**Try it:** Give back every record word for word, keeping the pictures out.

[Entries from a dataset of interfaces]
----------

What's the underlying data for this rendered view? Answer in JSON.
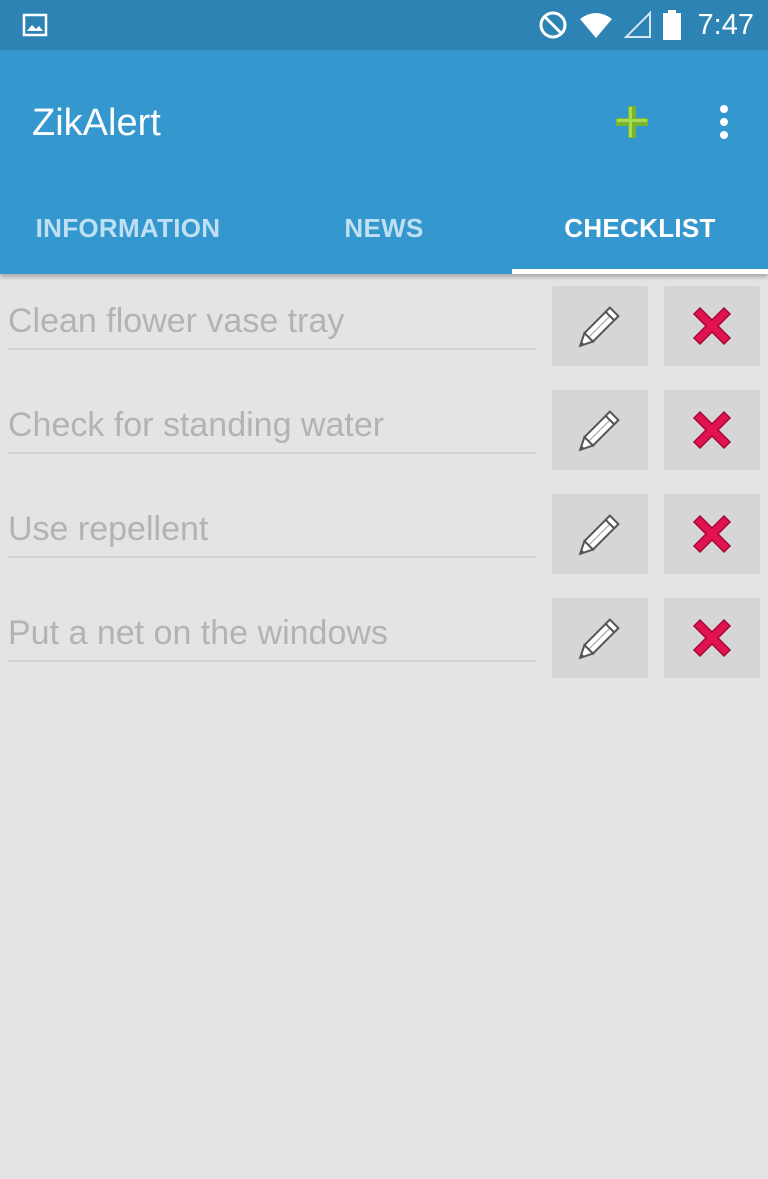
{
  "status_bar": {
    "time": "7:47",
    "icons": [
      "image-notification-icon",
      "do-not-disturb-icon",
      "wifi-icon",
      "signal-icon",
      "battery-icon"
    ]
  },
  "app_bar": {
    "title": "ZikAlert",
    "add_icon": "plus-icon",
    "add_color": "#8cc63f",
    "overflow_icon": "more-vertical-icon",
    "background": "#3498cf"
  },
  "tabs": [
    {
      "label": "INFORMATION",
      "active": false
    },
    {
      "label": "NEWS",
      "active": false
    },
    {
      "label": "CHECKLIST",
      "active": true
    }
  ],
  "checklist": {
    "items": [
      {
        "text": "Clean flower vase tray"
      },
      {
        "text": "Check for standing water"
      },
      {
        "text": "Use repellent"
      },
      {
        "text": "Put a net on the windows"
      }
    ],
    "edit_icon": "pencil-icon",
    "delete_icon": "red-x-icon",
    "delete_color": "#e0124f"
  }
}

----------

**Response:**
What's the underlying data for this rendered view? Answer in JSON.
{
  "status_bar": {
    "time": "7:47",
    "icons": [
      "image-notification-icon",
      "do-not-disturb-icon",
      "wifi-icon",
      "signal-icon",
      "battery-icon"
    ]
  },
  "app_bar": {
    "title": "ZikAlert",
    "add_icon": "plus-icon",
    "add_color": "#8cc63f",
    "overflow_icon": "more-vertical-icon",
    "background": "#3498cf"
  },
  "tabs": [
    {
      "label": "INFORMATION",
      "active": false
    },
    {
      "label": "NEWS",
      "active": false
    },
    {
      "label": "CHECKLIST",
      "active": true
    }
  ],
  "checklist": {
    "items": [
      {
        "text": "Clean flower vase tray"
      },
      {
        "text": "Check for standing water"
      },
      {
        "text": "Use repellent"
      },
      {
        "text": "Put a net on the windows"
      }
    ],
    "edit_icon": "pencil-icon",
    "delete_icon": "red-x-icon",
    "delete_color": "#e0124f"
  }
}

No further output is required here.